A resilient REPL client would be more sophisticated than this, for example it should split out the input reading into a separate mapAsync step and have a way to let the server write more data than one ByteString chunk at any given time, these improvements however are left as exercise for the reader.

Avoiding deadlocks and liveness issues in back-pressured cycles

When writing such end-to-end back-pressured systems you may sometimes end up in a situation of a loop, in which either side is waiting for the other one to start the conversation. One does not need to look far to find examples of such back-pressure loops. In the two examples shown previously, we always assumed that the side we are connecting to would start the conversation, which effectively means both sides are back-pressured and can not get the conversation started. There are multiple ways of dealing with this which are explained in depth in Graph cycles, liveness and deadlocks, however in client-server scenarios it is often the simplest to make either side simply send an initial message.
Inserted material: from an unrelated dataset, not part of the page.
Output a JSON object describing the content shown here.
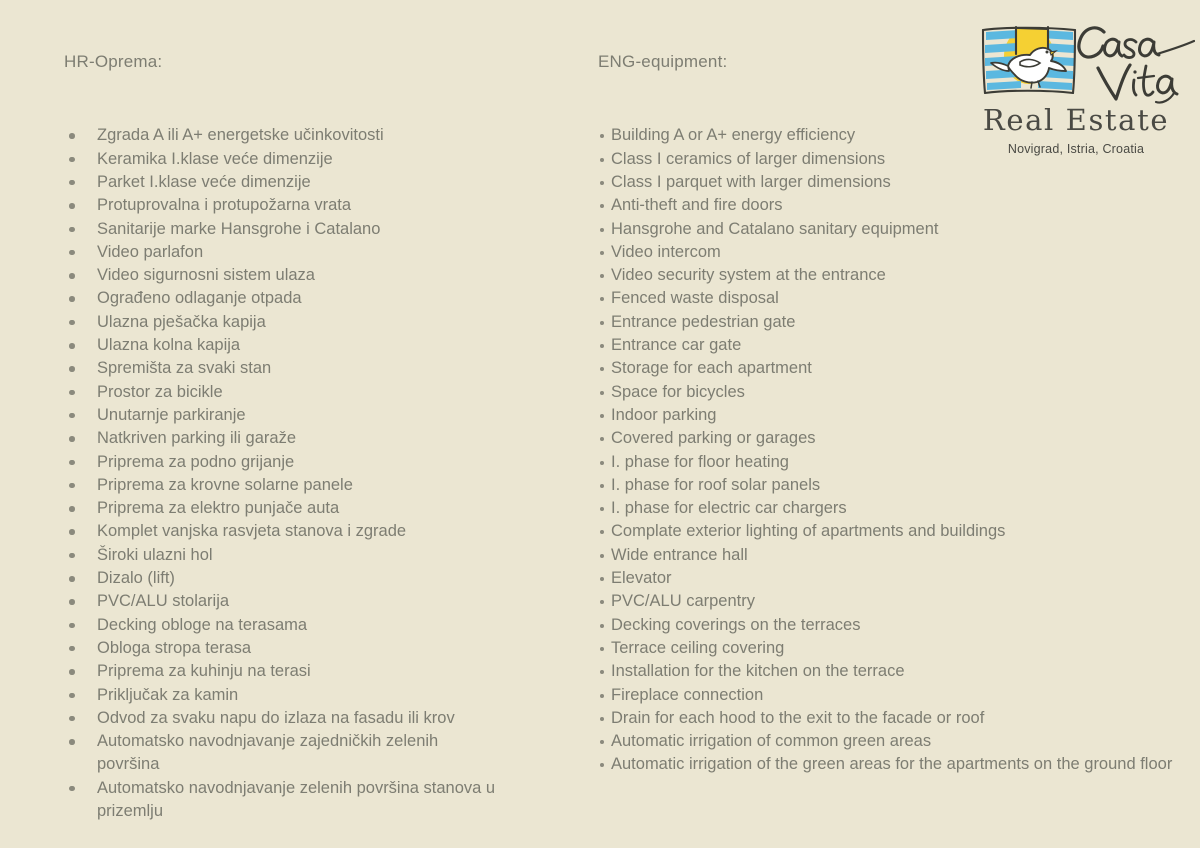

In case of back-pressured cycles (which can occur even between different systems) sometimes you have to decide which of the sides has start the conversation in order to kick it off. This can be often done by injecting an initial message from one of the sides–a conversation starter.

To break this back-pressure cycle we need to inject some initial message, a "conversation starter". First, we need to decide which side of the connection should remain passive and which active. Thankfully in most situations finding the right spot to start the conversation is rather simple, as it often is inherent to the protocol we are trying to implement using Streams. In chat-like applications, which our examples resemble, it makes sense to make the Server initiate the conversation by emitting a "hello" message:

binding.connections runForeach { connection =>

  val serverLogic = Flow() { implicit b =>
    import FlowGraphImplicits._

    // to be filled in by StreamTCP
    val in = UndefinedSource[ByteString]
    val out = UndefinedSink[ByteString]

    // server logic, parses incoming commands
    val commandParser = new PushStage[String, String] {
      override def onPush(elem: String, ctx: Context[String]): Directive = {
        elem match {
          case "BYE"  ctx.finish()
          case _      ctx.push(elem + "!")

    import connection._
    val welcomeMsg = s"Welcome to: $localAddress, you are: $remoteAddress!\n"

    val welcome = Source.single(ByteString(welcomeMsg))
    val echo = Flow[ByteString]
      .transform(() => RecipeParseLines.parseLines("\n", maximumLineBytes = 256))
      .transform(()  commandParser)
      .map(_ + "\n")

    val concat = Concat[ByteString]
    // first we emit the welcome message,
    welcome ~> concat.first
    // then we continue using the echo-logic Flow
    in ~> echo ~> concat.second

    concat.out ~> out
    (in, out)


The way we constructed a Flow using a PartialFlowGraph is explained in detail in Constructing Sources, Sinks and Flows from Partial Graphs, however the basic concepts is rather simple– we can encapsulate arbitrarily complex logic within a Flow as long as it exposes the same interface, which means exposing exactly one UndefinedSink and exactly one UndefinedSource which will be connected to the TCP pipeline. In this example we use a Concat graph processing stage to inject the initial message, and then continue with handling all incoming data using the echo handler. You should use this pattern of encapsulating complex logic in Flows and attaching those to StreamIO in order to implement your custom and possibly sophisticated TCP servers.

In this example both client and server may need to close the stream based on a parsed command command - BYE in the case of the server, and q in the case of the client. This is implemented by using a custom PushStage (see Using PushPullStage) which completes the stream once it encounters such command.